Hanoi’s Old Quarter is an architectural complex featuring the vertical small space from streets to houses, especially the tile roofs of unequal height with traditional decorative motifs of Vietnam. All of them constitute an typical landscape architecture of an ancient city in the traditional architecture of the North Delta, the cradle of Vietnamese culture. This is also typical of an ancient Asian city.
In the process of construction and development, Hanoi's Old Quarter is a place of concentrated and mixed inhabitation, cultural exchange among regions in the country and with other countries. The presence of Chinese congregations, the Great church, mosque, the Dutch and British shops, etc is the tangible evidence of this value.
With 1000 years of establishment and development, the Old Quarter is an important proof for the development history of the Thang Long capital and bears many valuable cultural treasures. These are the cultural heritages in need of preservation such as festivals, traditional cultural activities like ca tru singing, cheo singing, etc.
Hanoi’s Old Quarter is the hub of the country's culinary art with tasty traditional delicacies from taste, color, shape to cooking performance. The beauty of traditional culture has made the famous ancient elegance of the capital residents.

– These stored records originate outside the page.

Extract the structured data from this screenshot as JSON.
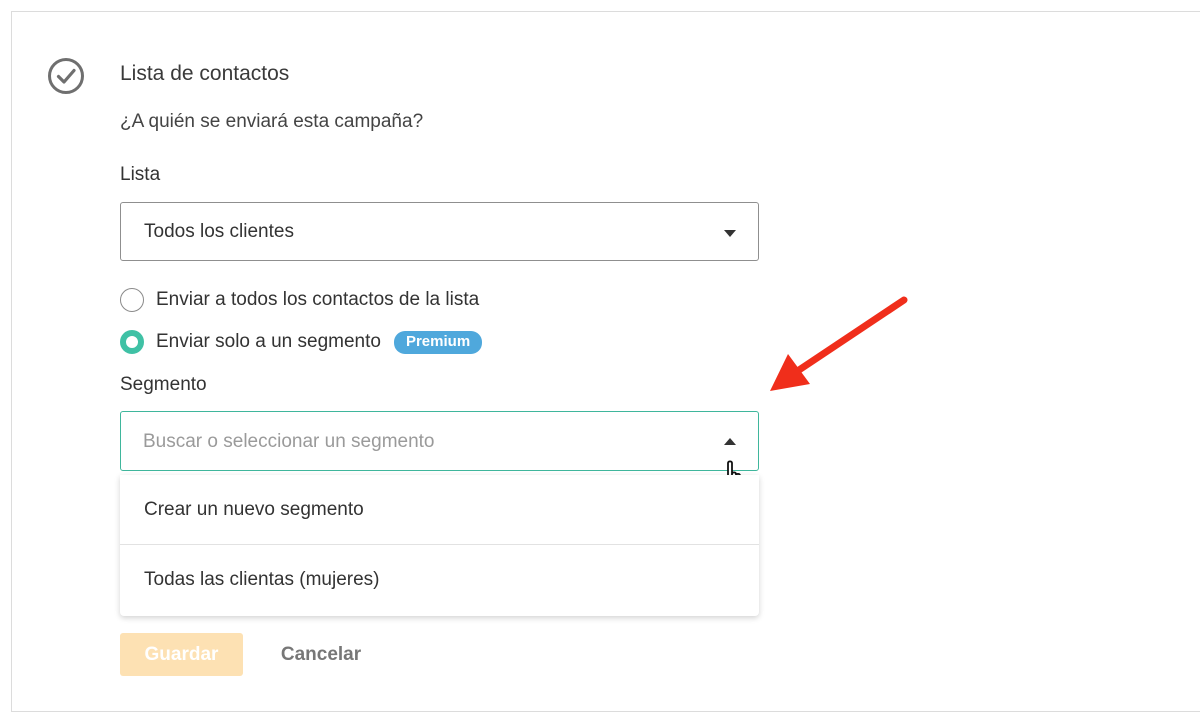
{
  "section": {
    "title": "Lista de contactos",
    "subtitle": "¿A quién se enviará esta campaña?"
  },
  "list_field": {
    "label": "Lista",
    "selected": "Todos los clientes"
  },
  "send_options": [
    {
      "label": "Enviar a todos los contactos de la lista",
      "checked": false
    },
    {
      "label": "Enviar solo a un segmento",
      "checked": true,
      "badge": "Premium"
    }
  ],
  "segment_field": {
    "label": "Segmento",
    "placeholder": "Buscar o seleccionar un segmento",
    "value": "",
    "options": [
      "Crear un nuevo segmento",
      "Todas las clientas (mujeres)"
    ]
  },
  "actions": {
    "save_label": "Guardar",
    "cancel_label": "Cancelar"
  },
  "colors": {
    "accent": "#3fc1a5",
    "badge": "#4fa8dc",
    "save_disabled": "#fde1b3",
    "annotation_arrow": "#f02e1b"
  },
  "icons": {
    "section_status": "check-circle-icon",
    "list_select": "caret-down-icon",
    "segment_toggle": "caret-up-icon",
    "cursor": "hand-pointer-icon",
    "annotation": "red-arrow-icon"
  }
}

Together with the ancient town of Hoi An, Hanoi's Old Quarter is said to be the “museum of ancient urban life” of Vietnam.